One such evening combined all of the friends/family/eating well elements when I had dinner in Greenpoint, Brooklyn with my childhood friend Justyna and my cousin Maya. We met at an old-school Polish restaurant called Królewskie Jadło (A Knight’s Feast). Greenpoint has been the center of Polish immigrant life in NYC for decades.
As soon as I emerged from the subway station I immediately noticed the hallmarks of gentrification: coffee bars, ramen shops, and lots of skinny jeans and tattoos. I also passed this storefront, which sums up Greenpoint in one photo:
Even though I had never visited Greenpoint before, I could clearly see the changes in the last few years.
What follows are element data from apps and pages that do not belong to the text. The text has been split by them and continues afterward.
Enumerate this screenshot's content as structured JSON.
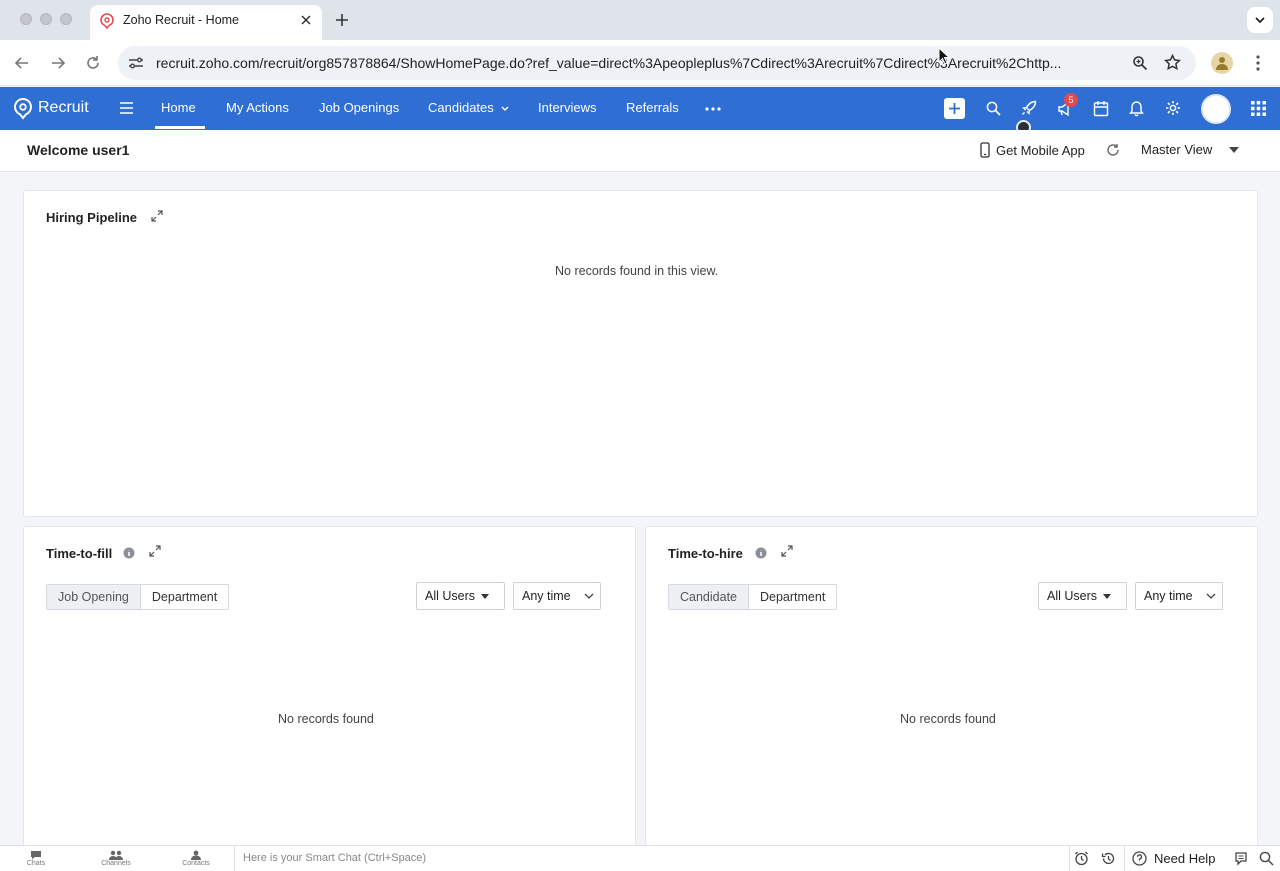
{
  "browser": {
    "tab_title": "Zoho Recruit - Home",
    "url": "recruit.zoho.com/recruit/org857878864/ShowHomePage.do?ref_value=direct%3Apeopleplus%7Cdirect%3Arecruit%7Cdirect%3Arecruit%2Chttp..."
  },
  "app": {
    "brand": "Recruit",
    "nav": [
      "Home",
      "My Actions",
      "Job Openings",
      "Candidates",
      "Interviews",
      "Referrals"
    ],
    "active_nav": "Home",
    "notification_count": "5"
  },
  "subheader": {
    "welcome": "Welcome user1",
    "mobile_app": "Get Mobile App",
    "view": "Master View"
  },
  "hiring_pipeline": {
    "title": "Hiring Pipeline",
    "empty": "No records found in this view."
  },
  "time_to_fill": {
    "title": "Time-to-fill",
    "tabs": [
      "Job Opening",
      "Department"
    ],
    "users": "All Users",
    "period": "Any time",
    "empty": "No records found"
  },
  "time_to_hire": {
    "title": "Time-to-hire",
    "tabs": [
      "Candidate",
      "Department"
    ],
    "users": "All Users",
    "period": "Any time",
    "empty": "No records found"
  },
  "footer": {
    "items": [
      "Chats",
      "Channels",
      "Contacts"
    ],
    "smart_chat_placeholder": "Here is your Smart Chat (Ctrl+Space)",
    "help": "Need Help"
  },
  "colors": {
    "brand_blue": "#2f6fd4",
    "badge_red": "#e5484d"
  }
}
While many businesses still had Polish names on the signs, I saw at least as many with For Rent signs. Where did those business owners go? I can only guess. Perhaps retirement, or to the scattered Polish diaspora in the suburbs, or even back to Poland.
So back to the restaurant! I arrived to find Justyna and Maya already chatting away over glasses of wine, and I quickly joined in. Justyna lives in the neighborhood and knows the restaurant, so we put her in charge of ordering.
Temperatures in the 90s (32 degrees C) don’t typically leave me craving gut-busting Polish food, but I rallied. I tackled the placek wegierski (Hungarian pancake), a potato pancake filled with goulash. I arrived hungry and did my best, yet I managed to eat less than half. We also enjoyed kopitka (dumplings sort of like gnocchi), cold beet soup, and szmalec, a spread made from lard and pork.